But the case study that caught my attention the most was TNT Express, the winner of this year’s prestigious Franz Edelman Award, presented annually by the Institute for Operations Research and the Management Sciences (INFORMS).

– Logistics Viewpoints, Dec. 12, 2012

Benefits of combining data with empathy

Knowing how to optimize business processes and technology only takes companies so far. Success in volatile environments requires learning how to apply data compassionately in response to new opportunities and risks.

– MIT Sloan Management Review, Fall 2012, by INFORMS editor Ritu Agarwal and Peter Weill

O.R. to fight homelessness

Abraham Lincoln long ago charged the nation with the duty to “care for him who shall have borne the battle, and for his widow and his orphan.” NPS operations research student Marine Corps Maj. David Coté has tried to do just that in his seven years of work as a volunteer with the Veteran’s Village of San Diego, a nonprofit organization dedicated to helping homeless veterans access the resources and assistance they need to get back on their feet.

Upon learning about data analysis and modeling in his O.R. curriculum at NPS, Coté found a way to apply his studies to the cause that had long been close to his heart. Come graduation in December, Coté’s master’s thesis research will have produced a tangible model for helping treatment providers identify homeless veterans most at risk for early exit from a treatment program.

– Defense Video, Nov.9, 2012

Predictive analytics gains in insurance industry

According to a recent survey, the use of predictive analytics is on the rise in the insurance industry.

Insurance providers are increasingly interested in data or analytics solutions to help manage producers and improve their performance, according to a recent survey.

Trilogy Insurance & Financial Services partnered with Insurance Networking News to survey more than 100 insurance industry professionals on the current state of predictive analytics in the insurance sector. According to the research findings, insurance providers have made investments in analytics tools over the year but are just beginning to realize the significance of technology to help manage provider performance.

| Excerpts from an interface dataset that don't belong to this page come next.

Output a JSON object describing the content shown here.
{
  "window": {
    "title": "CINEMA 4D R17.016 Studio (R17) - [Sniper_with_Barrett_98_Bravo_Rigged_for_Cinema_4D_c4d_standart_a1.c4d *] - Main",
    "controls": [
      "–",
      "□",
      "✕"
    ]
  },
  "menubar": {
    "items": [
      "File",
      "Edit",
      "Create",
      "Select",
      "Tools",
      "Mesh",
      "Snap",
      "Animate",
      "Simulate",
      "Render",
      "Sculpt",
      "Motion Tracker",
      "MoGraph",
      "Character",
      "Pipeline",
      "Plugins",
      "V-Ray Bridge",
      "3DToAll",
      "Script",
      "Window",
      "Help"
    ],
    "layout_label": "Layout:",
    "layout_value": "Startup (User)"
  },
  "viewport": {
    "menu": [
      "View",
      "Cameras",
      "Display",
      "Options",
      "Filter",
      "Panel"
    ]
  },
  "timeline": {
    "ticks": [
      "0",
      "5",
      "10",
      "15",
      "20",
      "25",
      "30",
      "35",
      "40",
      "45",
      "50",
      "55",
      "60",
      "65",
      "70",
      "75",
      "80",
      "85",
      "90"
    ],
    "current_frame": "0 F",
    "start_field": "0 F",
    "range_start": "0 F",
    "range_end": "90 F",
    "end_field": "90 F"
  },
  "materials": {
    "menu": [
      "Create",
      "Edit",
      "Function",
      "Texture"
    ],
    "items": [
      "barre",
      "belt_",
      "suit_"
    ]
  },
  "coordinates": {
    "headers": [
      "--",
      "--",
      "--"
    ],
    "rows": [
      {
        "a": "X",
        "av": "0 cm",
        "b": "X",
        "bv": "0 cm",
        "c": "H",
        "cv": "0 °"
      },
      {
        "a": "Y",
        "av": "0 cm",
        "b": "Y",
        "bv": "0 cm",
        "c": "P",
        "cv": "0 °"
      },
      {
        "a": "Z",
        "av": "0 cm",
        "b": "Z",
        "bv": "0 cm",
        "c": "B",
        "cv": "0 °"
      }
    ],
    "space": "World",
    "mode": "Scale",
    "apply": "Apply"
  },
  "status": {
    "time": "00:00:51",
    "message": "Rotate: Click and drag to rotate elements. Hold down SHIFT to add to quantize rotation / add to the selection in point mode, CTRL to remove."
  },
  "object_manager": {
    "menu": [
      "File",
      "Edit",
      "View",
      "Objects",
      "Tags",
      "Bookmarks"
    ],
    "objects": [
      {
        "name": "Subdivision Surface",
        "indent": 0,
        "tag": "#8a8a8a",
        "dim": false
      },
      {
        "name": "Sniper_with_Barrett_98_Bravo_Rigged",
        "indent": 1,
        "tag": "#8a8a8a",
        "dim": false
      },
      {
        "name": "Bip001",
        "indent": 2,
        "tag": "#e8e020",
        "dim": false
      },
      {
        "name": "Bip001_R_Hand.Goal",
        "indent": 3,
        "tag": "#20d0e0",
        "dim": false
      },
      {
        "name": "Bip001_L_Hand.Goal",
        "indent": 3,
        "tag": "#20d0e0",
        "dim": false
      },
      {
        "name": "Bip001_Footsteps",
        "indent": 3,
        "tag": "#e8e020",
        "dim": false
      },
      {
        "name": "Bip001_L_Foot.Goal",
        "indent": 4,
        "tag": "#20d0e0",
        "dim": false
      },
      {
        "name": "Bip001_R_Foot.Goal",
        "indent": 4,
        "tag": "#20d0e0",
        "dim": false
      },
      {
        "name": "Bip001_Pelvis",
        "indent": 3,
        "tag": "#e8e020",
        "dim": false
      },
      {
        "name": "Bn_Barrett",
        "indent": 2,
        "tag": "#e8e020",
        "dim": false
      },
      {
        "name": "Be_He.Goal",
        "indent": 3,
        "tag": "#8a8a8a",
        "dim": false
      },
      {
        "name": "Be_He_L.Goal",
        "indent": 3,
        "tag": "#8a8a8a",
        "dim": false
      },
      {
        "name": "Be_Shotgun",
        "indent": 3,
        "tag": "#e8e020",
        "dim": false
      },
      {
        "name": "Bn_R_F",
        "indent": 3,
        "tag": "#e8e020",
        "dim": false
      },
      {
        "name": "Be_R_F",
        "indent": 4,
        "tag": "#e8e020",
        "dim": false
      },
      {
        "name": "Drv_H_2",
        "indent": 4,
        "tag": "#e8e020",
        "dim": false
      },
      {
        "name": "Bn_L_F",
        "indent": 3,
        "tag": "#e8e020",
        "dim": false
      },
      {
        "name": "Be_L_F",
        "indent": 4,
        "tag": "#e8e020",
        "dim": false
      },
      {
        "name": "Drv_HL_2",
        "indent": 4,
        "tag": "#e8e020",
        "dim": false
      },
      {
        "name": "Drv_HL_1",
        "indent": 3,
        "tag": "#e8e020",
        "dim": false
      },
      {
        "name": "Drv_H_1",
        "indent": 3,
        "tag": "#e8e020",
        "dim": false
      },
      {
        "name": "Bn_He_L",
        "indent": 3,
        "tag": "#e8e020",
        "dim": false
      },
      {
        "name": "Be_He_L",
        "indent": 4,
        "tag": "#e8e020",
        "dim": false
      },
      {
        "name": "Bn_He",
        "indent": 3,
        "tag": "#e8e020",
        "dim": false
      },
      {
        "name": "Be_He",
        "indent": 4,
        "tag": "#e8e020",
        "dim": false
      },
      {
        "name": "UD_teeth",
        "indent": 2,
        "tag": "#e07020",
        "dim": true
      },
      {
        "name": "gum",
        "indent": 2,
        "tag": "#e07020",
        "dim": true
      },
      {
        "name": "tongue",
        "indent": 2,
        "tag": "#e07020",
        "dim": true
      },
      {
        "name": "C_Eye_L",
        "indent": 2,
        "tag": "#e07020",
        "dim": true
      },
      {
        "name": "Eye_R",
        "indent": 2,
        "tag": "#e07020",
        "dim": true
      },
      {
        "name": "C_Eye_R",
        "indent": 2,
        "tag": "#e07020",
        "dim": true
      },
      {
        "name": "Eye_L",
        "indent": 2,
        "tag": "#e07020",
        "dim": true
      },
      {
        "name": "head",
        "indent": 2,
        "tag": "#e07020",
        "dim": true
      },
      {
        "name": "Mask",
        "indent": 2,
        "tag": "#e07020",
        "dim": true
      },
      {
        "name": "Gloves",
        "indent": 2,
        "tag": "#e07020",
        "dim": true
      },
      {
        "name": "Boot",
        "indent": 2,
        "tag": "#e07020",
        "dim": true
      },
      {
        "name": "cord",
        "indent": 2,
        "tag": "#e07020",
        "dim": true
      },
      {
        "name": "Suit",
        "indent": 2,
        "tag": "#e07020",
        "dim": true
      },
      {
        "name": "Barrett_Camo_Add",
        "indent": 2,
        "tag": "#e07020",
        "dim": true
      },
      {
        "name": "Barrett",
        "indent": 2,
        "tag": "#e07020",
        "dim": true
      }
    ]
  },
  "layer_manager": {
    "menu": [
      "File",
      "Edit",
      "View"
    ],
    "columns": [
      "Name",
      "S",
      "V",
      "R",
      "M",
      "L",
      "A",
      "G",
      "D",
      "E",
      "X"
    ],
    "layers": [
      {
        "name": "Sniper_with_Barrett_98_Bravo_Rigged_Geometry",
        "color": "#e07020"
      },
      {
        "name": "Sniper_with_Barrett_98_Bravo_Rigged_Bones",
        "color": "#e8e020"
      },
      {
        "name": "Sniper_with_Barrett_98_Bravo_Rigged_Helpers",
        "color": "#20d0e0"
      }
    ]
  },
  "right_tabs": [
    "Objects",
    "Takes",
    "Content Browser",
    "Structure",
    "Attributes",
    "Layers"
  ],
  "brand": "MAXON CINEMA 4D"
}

The top three benefits of insurance companies’ current data and analytics solutions are customer segmentation, improving the competitive advantage of insurance carriers and retaining existing insurance customers.

– EWeek, Oct. 11, 2012

Six lies of big data

Our InformationWeek 2013 Big Data Survey shows that some companies are making progress. For example, most have built the required infrastructure and support various roles, in terms of primary data users; about one-third say they encourage wide access to information for business users. However, when it comes to data acquisition and use models, the wheels start to fall off. There are major gaps in data analysis, even for the most common types of information: transaction data, system logs, e-mail, CRM, Web analytics.

Worse, fewer than 10 percent of the respondents to our survey say that ideas for promising new data points are primarily driven by a collaborative or cross-functional team within their companies.

– Information Week, Oct. 31, 2012

Barry List (Barry.List@informs.org) is the director of Communications for INFORMS.